I see a lot of people here who think they are bad at math. I would suggest conquering your own fear so you don't pass it on to your children. Get a curriculum for your oldest student and work through it a month or two ahead of your child. Or decide at what level you are first uncomfortable, and order the materials for that level, and go through it yourself. If you need outside help, maybe you have a homeschooling friend who is good at math who could tutor you while the kids play. Or you can try different types of programs, maybe some of the DVD ones, until you can get it yourself. Don't give up on math. I was told I had a learning disability in math. I overcame it in college and went on to earn an engineering degree, and all the credits necessary for a minor in math. I went from being very bad at math to being pretty good at math. You can do it too.
and 3 , in our happy secular
Regarding math specifically, there's a great book called Homeschooling the Early Years -- in there she addresses all the subjects and gives lists of resources, books, on-line games, curriculum, etc. There's a book she cites that addresses "fear of math." Parents reported loving reading it years after their bad experiences -- so it helped them and helped them help their children.
I also have found out that my oldest is right-brained, I'm more whole brained and my youngest is his own version of who knows what yet. I love to read and yet phonics (how I was taught) did NOT work with my oldest. So, if something doesn't seem to be working, it may not have anything to do with your knowledge of the subject per se, but how it's being presented to your child.
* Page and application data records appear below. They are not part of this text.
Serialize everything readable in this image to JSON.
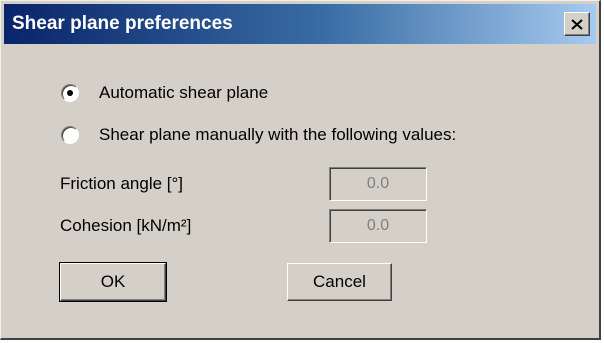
{
  "dialog": {
    "title": "Shear plane preferences",
    "close_glyph": "✕"
  },
  "options": {
    "automatic": {
      "label": "Automatic shear plane",
      "selected": true
    },
    "manual": {
      "label": "Shear plane manually with the following values:",
      "selected": false
    }
  },
  "fields": {
    "friction_angle": {
      "label": "Friction angle [°]",
      "value": "0.0",
      "enabled": false
    },
    "cohesion": {
      "label": "Cohesion [kN/m²]",
      "value": "0.0",
      "enabled": false
    }
  },
  "buttons": {
    "ok": "OK",
    "cancel": "Cancel"
  },
  "colors": {
    "dialog_bg": "#d4d0c8",
    "title_start": "#0a246a",
    "title_end": "#a6caf0"
  }
}
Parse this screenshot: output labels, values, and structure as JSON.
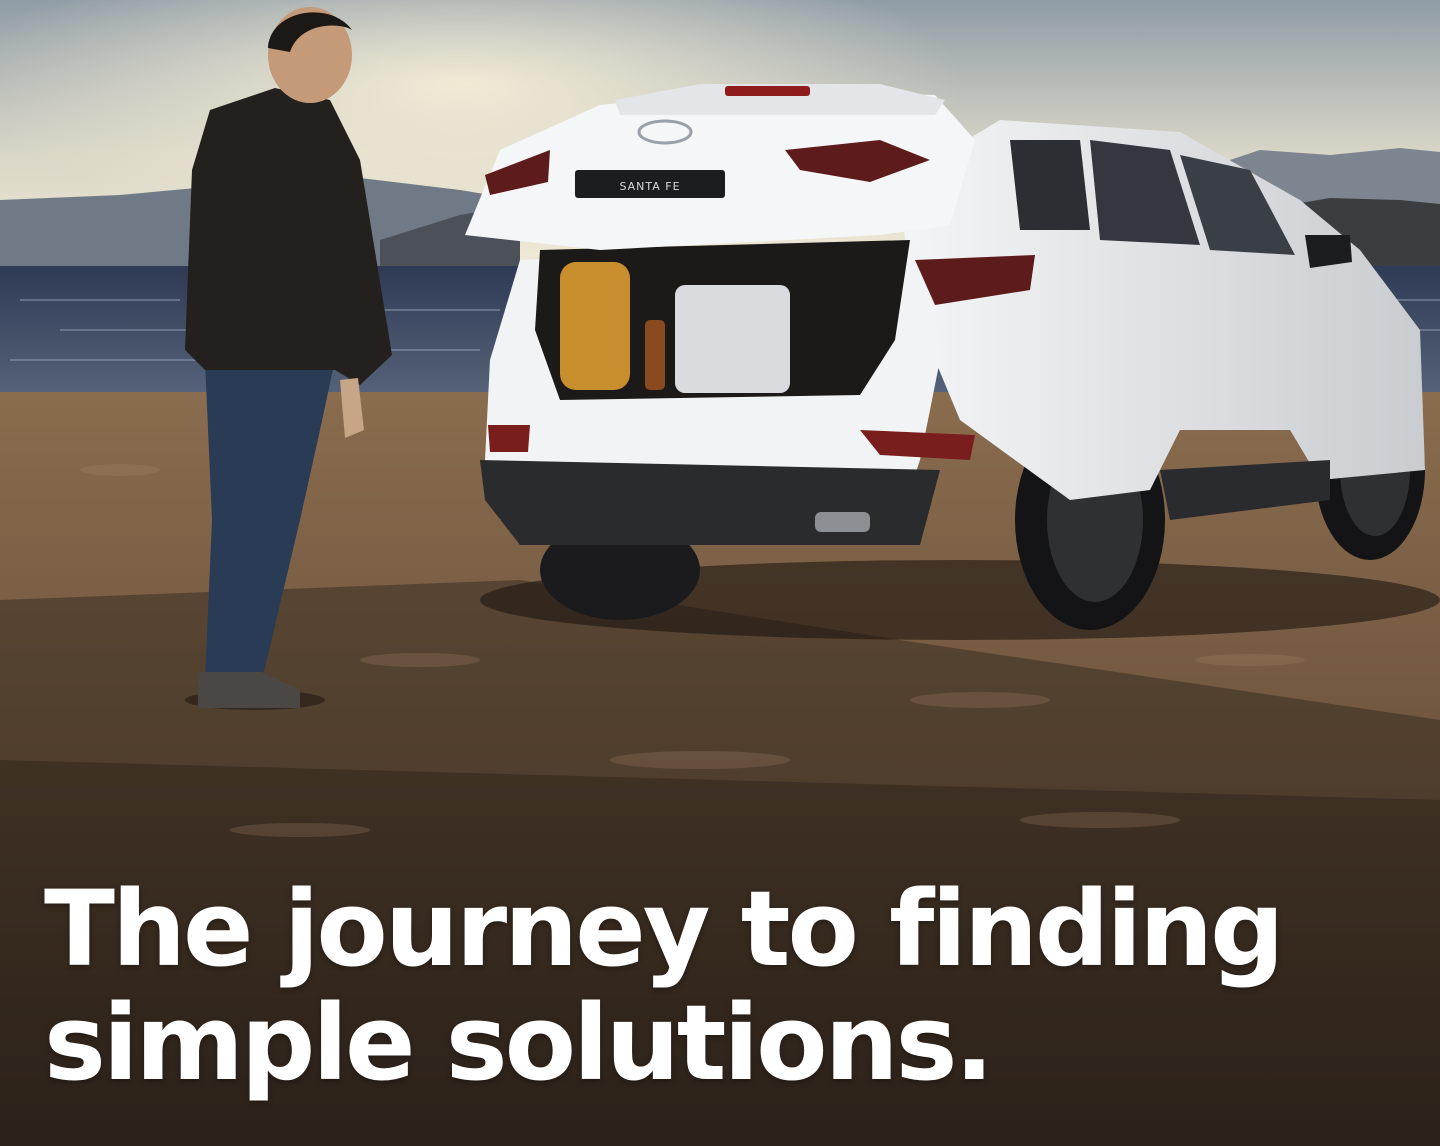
{
  "headline": {
    "line1": "The journey to finding",
    "line2": "simple solutions."
  },
  "vehicle": {
    "badge_text": "SANTA FE"
  },
  "colors": {
    "sky_top": "#9aa6ae",
    "sky_bottom": "#f0ead9",
    "water": "#3d4a63",
    "sand": "#7a5f44",
    "car_body": "#eef0f2",
    "headline": "#ffffff"
  }
}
So, in this way, too, I find I learn along with my children.
Meanwhile, you use math every day, even if you don't feel good at it. Just show your kids how you do it. They can teach themselves an amazing amount of stuff! I realize this sounds strange, but it's so true. If they're in an enriching environment with loving, attentive parents who love to/are willing to learn, then the kids can find their own way with a lot. They will request certain books from the library, videos, etc. My oldest loves to build. His mind works like a physicist's. Mine, not so much. But, there are books galore at the library that all I have to do is read to him, and **he** "gets" them. Project books that all I have to do is provide the supplies. For my youngest who may be more like me, then we'll start at the beginning and read the books together. He doesn't have to be a physicist or a mathematician, he just needs the basics....and to be exposed to the world and to find what he's great at or what he has a passion for.
I've found that homeschooling is an odyssey no matter what.
Im pretty bad at history and geography. I can't even point out on a map the countries Ive been to. Im not 100% what ill be doing for those subjects but Im leaning towards a lot of reading and a curriculum like Mystery of History or Story of the World.
For math, Im using Math-U-See. It comes with a DVD to basically teach your child how to do the math work. I can't vouch for the DVD but the reviews for it is good. Math is one of my strong subjects so I don't need it.. Another thing you could do is if you know any other homeschoolers see if you can swap subjects for something you are good at. Like they teach math and you teach an art class, something like that. A third option, if you have a supportive partner you could ask him/her to help by teaching that subject.